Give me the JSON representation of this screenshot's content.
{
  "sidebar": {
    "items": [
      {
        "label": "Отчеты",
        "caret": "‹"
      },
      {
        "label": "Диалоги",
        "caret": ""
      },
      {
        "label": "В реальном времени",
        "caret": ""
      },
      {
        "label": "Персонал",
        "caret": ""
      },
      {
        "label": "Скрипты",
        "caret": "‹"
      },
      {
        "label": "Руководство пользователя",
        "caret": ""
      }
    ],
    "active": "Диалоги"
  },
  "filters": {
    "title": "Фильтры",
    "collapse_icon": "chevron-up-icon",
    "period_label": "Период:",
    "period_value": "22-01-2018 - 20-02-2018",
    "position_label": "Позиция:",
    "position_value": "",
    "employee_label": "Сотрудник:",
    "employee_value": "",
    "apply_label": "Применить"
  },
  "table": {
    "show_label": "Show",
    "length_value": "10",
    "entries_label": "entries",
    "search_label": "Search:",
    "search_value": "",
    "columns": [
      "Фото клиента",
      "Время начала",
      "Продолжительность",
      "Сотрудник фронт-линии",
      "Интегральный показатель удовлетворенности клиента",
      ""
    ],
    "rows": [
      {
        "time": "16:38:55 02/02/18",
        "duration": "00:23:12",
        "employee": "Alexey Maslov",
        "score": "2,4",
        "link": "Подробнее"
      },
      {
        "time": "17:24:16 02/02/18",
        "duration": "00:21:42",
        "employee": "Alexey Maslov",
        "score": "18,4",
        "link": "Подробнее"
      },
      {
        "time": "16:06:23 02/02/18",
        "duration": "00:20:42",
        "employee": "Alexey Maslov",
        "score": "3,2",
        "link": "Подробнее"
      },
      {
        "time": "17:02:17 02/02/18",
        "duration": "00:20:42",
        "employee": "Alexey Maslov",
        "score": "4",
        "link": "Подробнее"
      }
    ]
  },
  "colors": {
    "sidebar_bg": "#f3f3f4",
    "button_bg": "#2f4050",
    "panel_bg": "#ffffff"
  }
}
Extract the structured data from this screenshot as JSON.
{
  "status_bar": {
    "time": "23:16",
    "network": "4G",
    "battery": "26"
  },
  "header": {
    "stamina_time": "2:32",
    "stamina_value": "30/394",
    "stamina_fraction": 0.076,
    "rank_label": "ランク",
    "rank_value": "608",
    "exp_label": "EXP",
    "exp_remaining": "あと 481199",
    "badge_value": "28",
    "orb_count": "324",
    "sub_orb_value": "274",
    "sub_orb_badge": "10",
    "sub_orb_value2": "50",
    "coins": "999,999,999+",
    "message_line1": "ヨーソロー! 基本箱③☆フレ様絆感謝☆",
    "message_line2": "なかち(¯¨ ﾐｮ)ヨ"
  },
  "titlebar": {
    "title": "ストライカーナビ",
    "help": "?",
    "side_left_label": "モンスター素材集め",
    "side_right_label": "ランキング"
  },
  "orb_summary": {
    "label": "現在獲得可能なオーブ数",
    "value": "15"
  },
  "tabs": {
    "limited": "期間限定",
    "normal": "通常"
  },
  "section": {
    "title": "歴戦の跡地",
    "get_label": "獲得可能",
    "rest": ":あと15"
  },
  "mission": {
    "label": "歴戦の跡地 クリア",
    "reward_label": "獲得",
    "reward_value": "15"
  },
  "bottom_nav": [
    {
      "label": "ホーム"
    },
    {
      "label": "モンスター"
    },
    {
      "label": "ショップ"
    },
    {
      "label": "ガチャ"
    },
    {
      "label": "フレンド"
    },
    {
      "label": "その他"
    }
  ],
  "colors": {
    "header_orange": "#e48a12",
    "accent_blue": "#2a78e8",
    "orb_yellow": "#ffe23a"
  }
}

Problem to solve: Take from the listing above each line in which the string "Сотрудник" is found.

Solution to the problem:
    "employee_label": "Сотрудник:",
      "Сотрудник фронт-линии",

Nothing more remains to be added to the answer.